Binnu Jeyakumar shortly introduced the Pembina Institute. The clean energy think tank started as an advocacy group and shifted to working with the industry in order to maximize its impacts and instigate change from within the system. This proved to be a sensible approach due to the political climate in Alberta and a more effective way to affect policy.

Changes in Alberta

The Canadian province of Alberta was ruled by a centre-right government for 80 years and, more specifically, by the Progressive Conservatives (PC) for 44 years. This all came to an end in May 2015, with a landslide victory of the New Democratic Party (NDP). Binnu Jeyakumar explained that this surprise victory was facilitated by discontent with the PC for several reasons, including layoffs due to low oil prices and a sluggish economy. This recent turn of events is a great opportunity for the NDP but also creates a lot of pressure for the new ruling party to prove itself. The NDP must remain in the good favors of unions, companies and progressive thinkers, three distinct groups with particular wants and needs.

Binnu Jeyakumar then provided a detailed overview of the current status quo regarding Alberta and climate change. As many people know, Canada is not on track to reach Copenhagen targets. While emission levels are currently slightly lower than in 2005 in Canada as a whole, they are increasing in Alberta. Still, all is not bleak in the oil province: the cities of Calgary and Edmonton are ahead of the rest of the province in terms of sustainability. The new Alberta premier has found an ally in the Ontario premier: both are progressive and wish to discuss climate change.

Regulations and institutions

In 2007 the PC introduced the Specified Gas Emitters Regulation (SGER), a form of hybrid carbon pricing, in the province. It requires a 12% reduction in emissions with a penalty of $15/tonne. The NDP has changed the SGER to a 20% reduction and $30/tonne (this will come into effect by 2017). There are currently discussions of an economy-wide carbon tax that would also affect consumers. At this point in the legislation, there are few to no incentives to deal with emissions; in some cases loopholes exist in which it is cheaper to pay to pollute.
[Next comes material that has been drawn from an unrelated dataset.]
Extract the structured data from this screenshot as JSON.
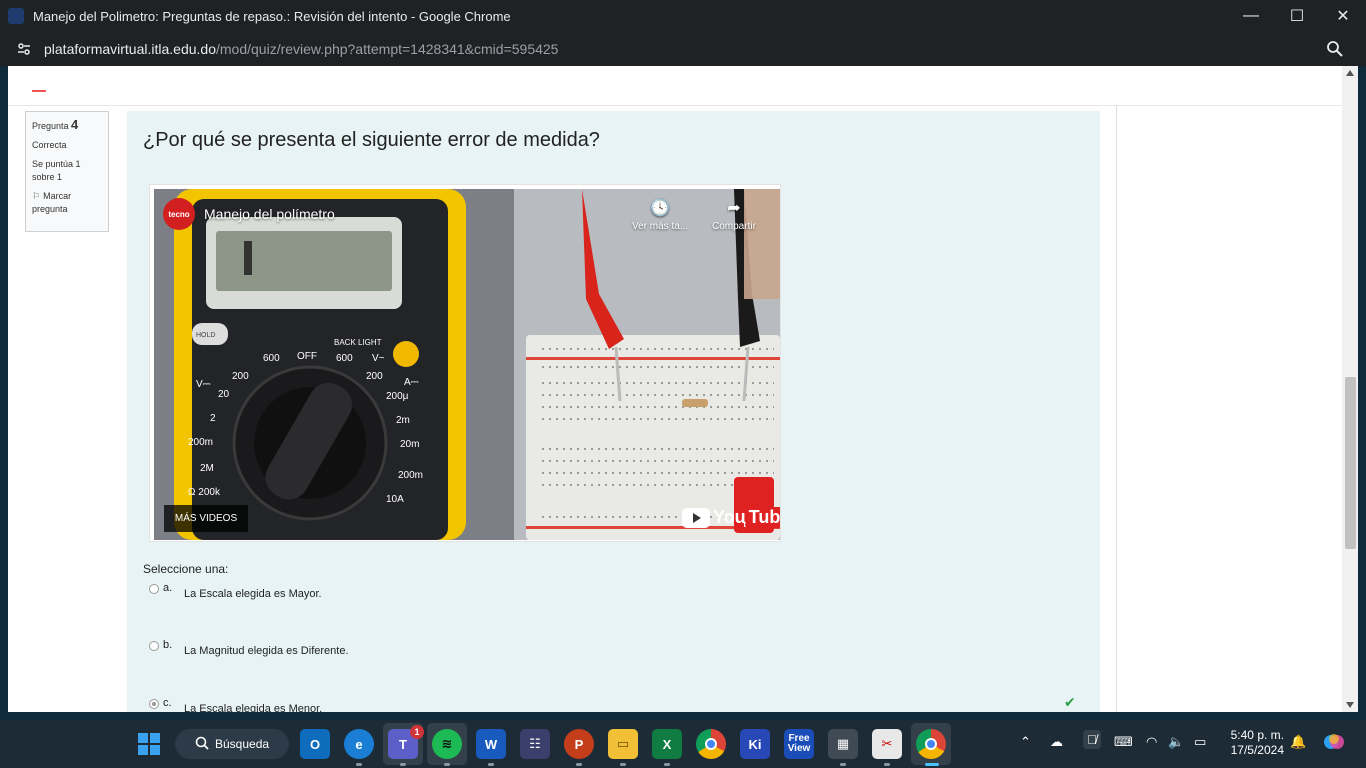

Moreover, the Province of Alberta has established a Climate Change Advisory Panel which engages Albertans, Aboriginal communities, and technical stakeholders to participate in the dialogue on key issues related to climate change. The Panel will take the information provided by the different stakeholders and use it to form a new action plan on climate change for Alberta. The Government of Alberta's Climate Change Advisory Panel is chaired by Andrew Leach (University of Alberta) and also has representatives from Suncor, Enbridge, the research field and First Nations.


Binnu Jeyakumar's presentation of the Albertan status quo was followed by an exchange of ideas with the participants. R. Andreas Kraemer, founder and Director Emeritus of Ecologic Institute, highlighted that while it is important to address the extractive sectors in Alberta (currently responsible for around 45% the province’s emissions), it is essential to shape the rest of the economy for the future. Both lead to different choices of policy instruments. It is important to fight the bad, but also to build something new.

Binnu Jeyakumar mentioned that currently coal plants must be shut down around 50 years of age, but there is no incentive for renewables to replace them due to the price being set by oil and gas. Often oil producers also produce gas, and can therefore sell it for really cheap without affecting their profitability. Binnu Jeyakumar mentioned two ideas being suggested to solve this: the Renewable Portfolio Standard to promote renewables, and making coal factories shut down earlier.

R. Andreas Kraemer, Binnu Jeyakumar and other employees of Ecologic Institute then exchanged on whether Alberta could learn from Germany and vice versa. It was agreed that no country should present their strategy as a one-size-fits-all solution, but that knowledge exchange would still be extremely beneficial to both sides. Canada, oil sands, Alberta - The seminar was a stimulating and productive exchange on common opportunities and the way forward in light of a significant political shift.